*THE PROBLEM*:
In full and exactly, reproduce the entries below, but omit the pictures.
• • • •
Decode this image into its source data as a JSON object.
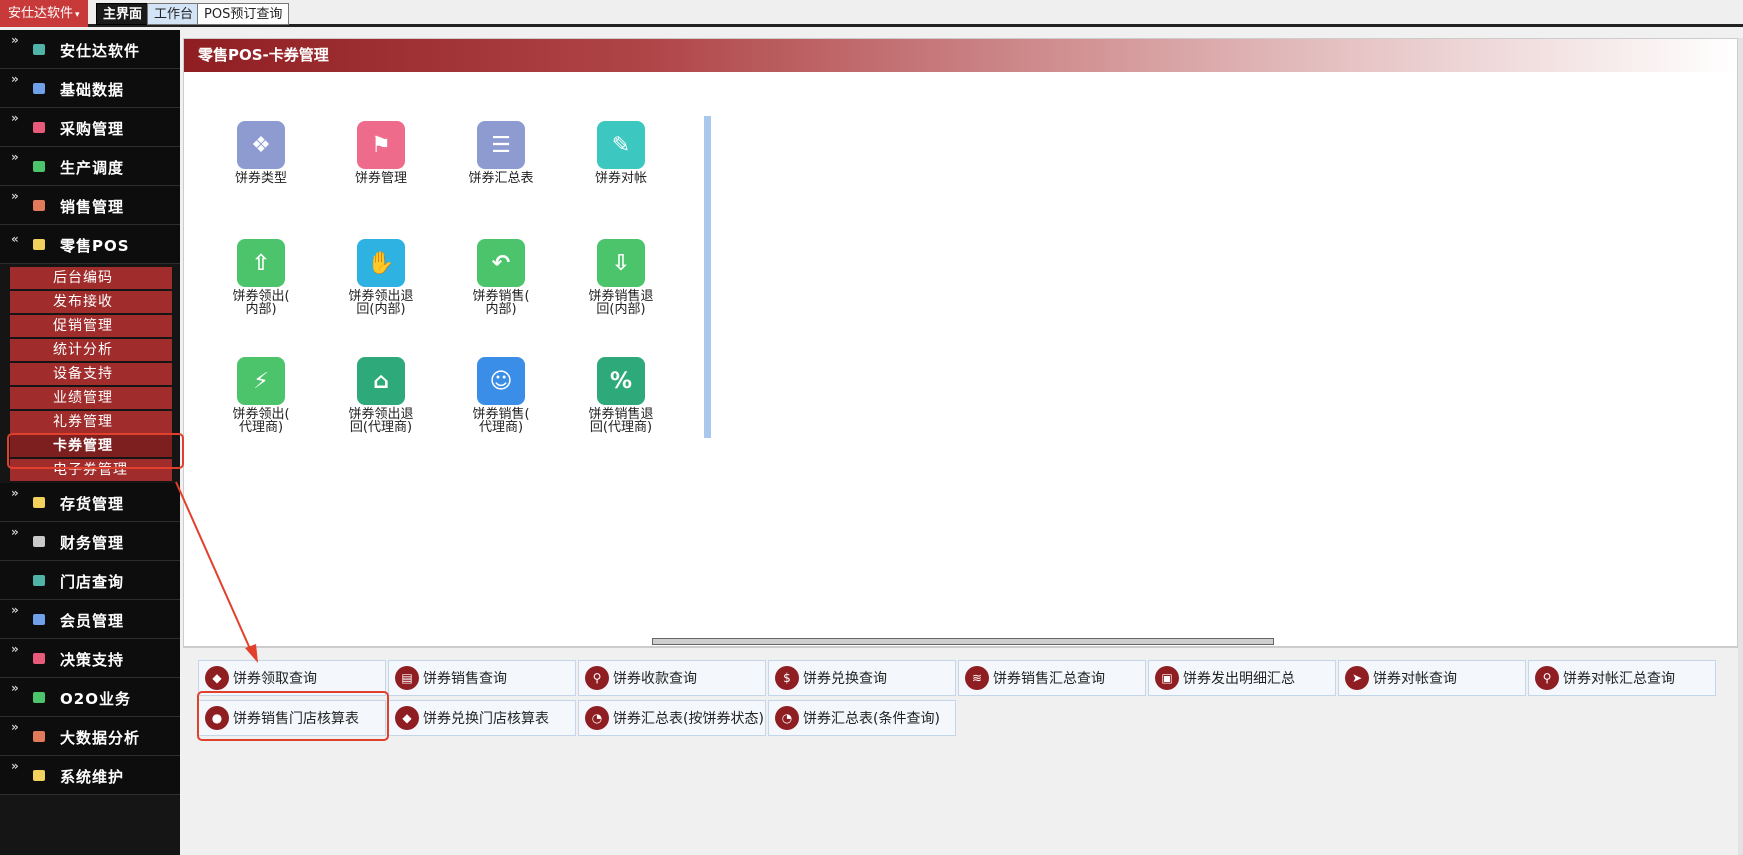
{
  "topbar": {
    "brand": "安仕达软件",
    "tabs": [
      "主界面",
      "工作台",
      "POS预订查询"
    ]
  },
  "sidebar": {
    "items_top": [
      {
        "label": "安仕达软件",
        "color": "#4fb3a8"
      },
      {
        "label": "基础数据",
        "color": "#6fa0e8"
      },
      {
        "label": "采购管理",
        "color": "#e85a7a"
      },
      {
        "label": "生产调度",
        "color": "#4cc46b"
      },
      {
        "label": "销售管理",
        "color": "#e07a5a"
      },
      {
        "label": "零售POS",
        "color": "#f2d25c"
      }
    ],
    "pos_sub": [
      "后台编码",
      "发布接收",
      "促销管理",
      "统计分析",
      "设备支持",
      "业绩管理",
      "礼券管理",
      "卡券管理",
      "电子券管理"
    ],
    "items_bottom": [
      {
        "label": "存货管理",
        "color": "#f2d25c"
      },
      {
        "label": "财务管理",
        "color": "#c9c9c9"
      },
      {
        "label": "门店查询",
        "color": "#4fb3a8"
      },
      {
        "label": "会员管理",
        "color": "#6fa0e8"
      },
      {
        "label": "决策支持",
        "color": "#e85a7a"
      },
      {
        "label": "O2O业务",
        "color": "#4cc46b"
      },
      {
        "label": "大数据分析",
        "color": "#e07a5a"
      },
      {
        "label": "系统维护",
        "color": "#f2d25c"
      }
    ]
  },
  "main": {
    "title": "零售POS-卡券管理",
    "icons": [
      {
        "l1": "饼券类型",
        "l2": "",
        "color": "#8e9bd0",
        "glyph": "❖"
      },
      {
        "l1": "饼券管理",
        "l2": "",
        "color": "#ee6b8c",
        "glyph": "⚑"
      },
      {
        "l1": "饼券汇总表",
        "l2": "",
        "color": "#8e9bd0",
        "glyph": "☰"
      },
      {
        "l1": "饼券对帐",
        "l2": "",
        "color": "#3cc8c0",
        "glyph": "✎"
      },
      {
        "l1": "饼券领出(",
        "l2": "内部)",
        "color": "#4cc46b",
        "glyph": "⇧"
      },
      {
        "l1": "饼券领出退",
        "l2": "回(内部)",
        "color": "#2eb2e2",
        "glyph": "✋"
      },
      {
        "l1": "饼券销售(",
        "l2": "内部)",
        "color": "#4cc46b",
        "glyph": "↶"
      },
      {
        "l1": "饼券销售退",
        "l2": "回(内部)",
        "color": "#4cc46b",
        "glyph": "⇩"
      },
      {
        "l1": "饼券领出(",
        "l2": "代理商)",
        "color": "#4cc46b",
        "glyph": "⚡"
      },
      {
        "l1": "饼券领出退",
        "l2": "回(代理商)",
        "color": "#2eaa7a",
        "glyph": "⌂"
      },
      {
        "l1": "饼券销售(",
        "l2": "代理商)",
        "color": "#3a8ee8",
        "glyph": "☺"
      },
      {
        "l1": "饼券销售退",
        "l2": "回(代理商)",
        "color": "#2eaa7a",
        "glyph": "%"
      }
    ]
  },
  "queries": [
    {
      "label": "饼券领取查询",
      "glyph": "◆"
    },
    {
      "label": "饼券销售查询",
      "glyph": "▤"
    },
    {
      "label": "饼券收款查询",
      "glyph": "⚲"
    },
    {
      "label": "饼券兑换查询",
      "glyph": "$"
    },
    {
      "label": "饼券销售汇总查询",
      "glyph": "≋"
    },
    {
      "label": "饼券发出明细汇总",
      "glyph": "▣"
    },
    {
      "label": "饼券对帐查询",
      "glyph": "➤"
    },
    {
      "label": "饼券对帐汇总查询",
      "glyph": "⚲"
    },
    {
      "label": "饼券销售门店核算表",
      "glyph": "●"
    },
    {
      "label": "饼券兑换门店核算表",
      "glyph": "◆"
    },
    {
      "label": "饼券汇总表(按饼券状态)",
      "glyph": "◔"
    },
    {
      "label": "饼券汇总表(条件查询)",
      "glyph": "◔"
    }
  ]
}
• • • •
*RESULT OF THIS TASK*:
Decode this image into its source data as a JSON object.
{
  "topbar": {
    "brand": "安仕达软件",
    "tabs": [
      "主界面",
      "工作台",
      "POS预订查询"
    ]
  },
  "sidebar": {
    "items_top": [
      {
        "label": "安仕达软件",
        "color": "#4fb3a8"
      },
      {
        "label": "基础数据",
        "color": "#6fa0e8"
      },
      {
        "label": "采购管理",
        "color": "#e85a7a"
      },
      {
        "label": "生产调度",
        "color": "#4cc46b"
      },
      {
        "label": "销售管理",
        "color": "#e07a5a"
      },
      {
        "label": "零售POS",
        "color": "#f2d25c"
      }
    ],
    "pos_sub": [
      "后台编码",
      "发布接收",
      "促销管理",
      "统计分析",
      "设备支持",
      "业绩管理",
      "礼券管理",
      "卡券管理",
      "电子券管理"
    ],
    "items_bottom": [
      {
        "label": "存货管理",
        "color": "#f2d25c"
      },
      {
        "label": "财务管理",
        "color": "#c9c9c9"
      },
      {
        "label": "门店查询",
        "color": "#4fb3a8"
      },
      {
        "label": "会员管理",
        "color": "#6fa0e8"
      },
      {
        "label": "决策支持",
        "color": "#e85a7a"
      },
      {
        "label": "O2O业务",
        "color": "#4cc46b"
      },
      {
        "label": "大数据分析",
        "color": "#e07a5a"
      },
      {
        "label": "系统维护",
        "color": "#f2d25c"
      }
    ]
  },
  "main": {
    "title": "零售POS-卡券管理",
    "icons": [
      {
        "l1": "饼券类型",
        "l2": "",
        "color": "#8e9bd0",
        "glyph": "❖"
      },
      {
        "l1": "饼券管理",
        "l2": "",
        "color": "#ee6b8c",
        "glyph": "⚑"
      },
      {
        "l1": "饼券汇总表",
        "l2": "",
        "color": "#8e9bd0",
        "glyph": "☰"
      },
      {
        "l1": "饼券对帐",
        "l2": "",
        "color": "#3cc8c0",
        "glyph": "✎"
      },
      {
        "l1": "饼券领出(",
        "l2": "内部)",
        "color": "#4cc46b",
        "glyph": "⇧"
      },
      {
        "l1": "饼券领出退",
        "l2": "回(内部)",
        "color": "#2eb2e2",
        "glyph": "✋"
      },
      {
        "l1": "饼券销售(",
        "l2": "内部)",
        "color": "#4cc46b",
        "glyph": "↶"
      },
      {
        "l1": "饼券销售退",
        "l2": "回(内部)",
        "color": "#4cc46b",
        "glyph": "⇩"
      },
      {
        "l1": "饼券领出(",
        "l2": "代理商)",
        "color": "#4cc46b",
        "glyph": "⚡"
      },
      {
        "l1": "饼券领出退",
        "l2": "回(代理商)",
        "color": "#2eaa7a",
        "glyph": "⌂"
      },
      {
        "l1": "饼券销售(",
        "l2": "代理商)",
        "color": "#3a8ee8",
        "glyph": "☺"
      },
      {
        "l1": "饼券销售退",
        "l2": "回(代理商)",
        "color": "#2eaa7a",
        "glyph": "%"
      }
    ]
  },
  "queries": [
    {
      "label": "饼券领取查询",
      "glyph": "◆"
    },
    {
      "label": "饼券销售查询",
      "glyph": "▤"
    },
    {
      "label": "饼券收款查询",
      "glyph": "⚲"
    },
    {
      "label": "饼券兑换查询",
      "glyph": "$"
    },
    {
      "label": "饼券销售汇总查询",
      "glyph": "≋"
    },
    {
      "label": "饼券发出明细汇总",
      "glyph": "▣"
    },
    {
      "label": "饼券对帐查询",
      "glyph": "➤"
    },
    {
      "label": "饼券对帐汇总查询",
      "glyph": "⚲"
    },
    {
      "label": "饼券销售门店核算表",
      "glyph": "●"
    },
    {
      "label": "饼券兑换门店核算表",
      "glyph": "◆"
    },
    {
      "label": "饼券汇总表(按饼券状态)",
      "glyph": "◔"
    },
    {
      "label": "饼券汇总表(条件查询)",
      "glyph": "◔"
    }
  ]
}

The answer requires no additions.